"Life does not always reward us with the best cookie in the box, or the happiest family; sometimes you take what you get and make the best of it."
Kate Moses has a sweet tooth. Her life, as detailed in her memoir Cakewalk, has been outlined by a steady stream of sugary treats. A childhood of motherly indulgence, followed by teen years spent mastering the art of baking, led to a collection of excellent and far-reaching dessert recipes. These recipes are inserted after each short chapter of this lengthy book, giving the reader much mouth-watering inspiration. I've read other books that have incorporated recipes, but none have done so as elegantly as Moses's. Each dessert is linked to the preceding chapter, giving us a visual and sensory connection to Moses's experiences and stories.
But despite the sugar-laced theme of this book, Moses's life has been no cakewalk (so to speak). As she states early on, "Life does not always reward us with the best cookie in the box, or the happiest family; sometimes you take what you get and make the best of it." Her initially rose-tinted memories of her family quickly unravel as the memoir follows her into late childhood, when she began to see the cracks in her parents' marriage and her mother's manipulative tendencies. Her relationship with her two brothers is rarely supportive enough to help her through her formative early teenage years. One gets the impression that Moses has been on her own for her entire life.
Moses's wonderful prose and and amazing insight into her younger self completely engulfed me in the emotions of her tumultuous upbringing. But such involvement makes this book tough to read. The recipes, initially joyful and celebratory of the pleasures of sweets, become painful when Moses begins a struggle with weight loss and body image. The brownies that friends bring by to help the flailing new mother sort through a messy divorce leave a similarly sour taste in the mouth. But Moses finds her way to happiness, a new marriage, and a career in writing. And she ends the book with stories of her time spent with M.F.K. Fisher, an esteemed food writer whose contribution to Moses's life is sizable.

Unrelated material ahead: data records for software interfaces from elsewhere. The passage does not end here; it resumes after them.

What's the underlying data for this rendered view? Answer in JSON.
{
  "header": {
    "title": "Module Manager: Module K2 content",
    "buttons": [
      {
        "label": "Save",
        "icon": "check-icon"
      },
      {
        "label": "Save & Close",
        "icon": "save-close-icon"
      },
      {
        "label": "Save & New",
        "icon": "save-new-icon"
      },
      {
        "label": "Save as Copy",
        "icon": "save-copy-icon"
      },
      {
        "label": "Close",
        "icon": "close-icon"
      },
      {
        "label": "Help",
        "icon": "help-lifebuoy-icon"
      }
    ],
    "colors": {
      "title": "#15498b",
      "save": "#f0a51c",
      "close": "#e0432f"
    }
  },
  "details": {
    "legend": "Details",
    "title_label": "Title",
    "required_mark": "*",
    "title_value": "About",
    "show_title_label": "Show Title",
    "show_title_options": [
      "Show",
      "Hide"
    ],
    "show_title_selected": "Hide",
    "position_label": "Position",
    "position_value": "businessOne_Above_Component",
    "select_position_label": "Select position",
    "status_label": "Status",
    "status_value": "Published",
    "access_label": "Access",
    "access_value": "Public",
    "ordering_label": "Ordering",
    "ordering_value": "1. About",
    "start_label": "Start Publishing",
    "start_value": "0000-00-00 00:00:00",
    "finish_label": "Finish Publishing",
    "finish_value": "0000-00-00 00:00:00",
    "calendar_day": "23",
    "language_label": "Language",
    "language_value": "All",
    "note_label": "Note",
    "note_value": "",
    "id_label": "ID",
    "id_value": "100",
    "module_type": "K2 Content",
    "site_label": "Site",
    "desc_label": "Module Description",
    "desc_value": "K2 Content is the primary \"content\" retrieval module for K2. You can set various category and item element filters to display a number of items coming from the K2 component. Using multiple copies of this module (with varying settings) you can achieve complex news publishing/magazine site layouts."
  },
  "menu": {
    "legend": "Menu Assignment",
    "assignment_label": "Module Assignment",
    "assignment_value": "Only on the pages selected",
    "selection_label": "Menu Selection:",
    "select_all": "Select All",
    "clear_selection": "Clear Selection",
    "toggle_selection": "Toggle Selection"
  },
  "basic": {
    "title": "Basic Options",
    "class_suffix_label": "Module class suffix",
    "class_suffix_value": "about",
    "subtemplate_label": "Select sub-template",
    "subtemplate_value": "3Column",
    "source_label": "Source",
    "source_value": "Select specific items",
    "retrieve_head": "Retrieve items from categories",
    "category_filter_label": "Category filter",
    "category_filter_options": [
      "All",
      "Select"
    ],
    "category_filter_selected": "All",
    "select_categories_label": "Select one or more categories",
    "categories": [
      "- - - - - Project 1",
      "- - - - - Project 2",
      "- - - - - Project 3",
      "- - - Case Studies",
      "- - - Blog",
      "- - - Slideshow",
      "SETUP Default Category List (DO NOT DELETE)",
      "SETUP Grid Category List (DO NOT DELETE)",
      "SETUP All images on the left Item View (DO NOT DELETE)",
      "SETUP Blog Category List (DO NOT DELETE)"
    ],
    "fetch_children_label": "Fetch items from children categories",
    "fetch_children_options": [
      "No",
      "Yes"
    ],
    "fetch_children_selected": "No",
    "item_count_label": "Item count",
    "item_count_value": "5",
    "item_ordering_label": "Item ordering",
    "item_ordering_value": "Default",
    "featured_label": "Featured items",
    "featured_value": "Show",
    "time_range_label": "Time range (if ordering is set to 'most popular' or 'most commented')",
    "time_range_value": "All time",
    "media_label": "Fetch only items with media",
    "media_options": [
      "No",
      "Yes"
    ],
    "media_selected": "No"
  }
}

Moses's bravery and candidness in so openly displaying her past turmoil is beyond admirable. Food is sometimes only in the background of her reminiscences, which would seem disappointing to those looking for a food-focused read. But once you begin reading her story it is impossible to put down. I highly recommend this book—it is well-written, balances the sweet and salty sides of life, and leaves the reader with a substantial number of new pastry recipes to try. Personally, I'm most interested in the brownies that M.F.K. Fisher declared "delicious." I'll be baking them soon.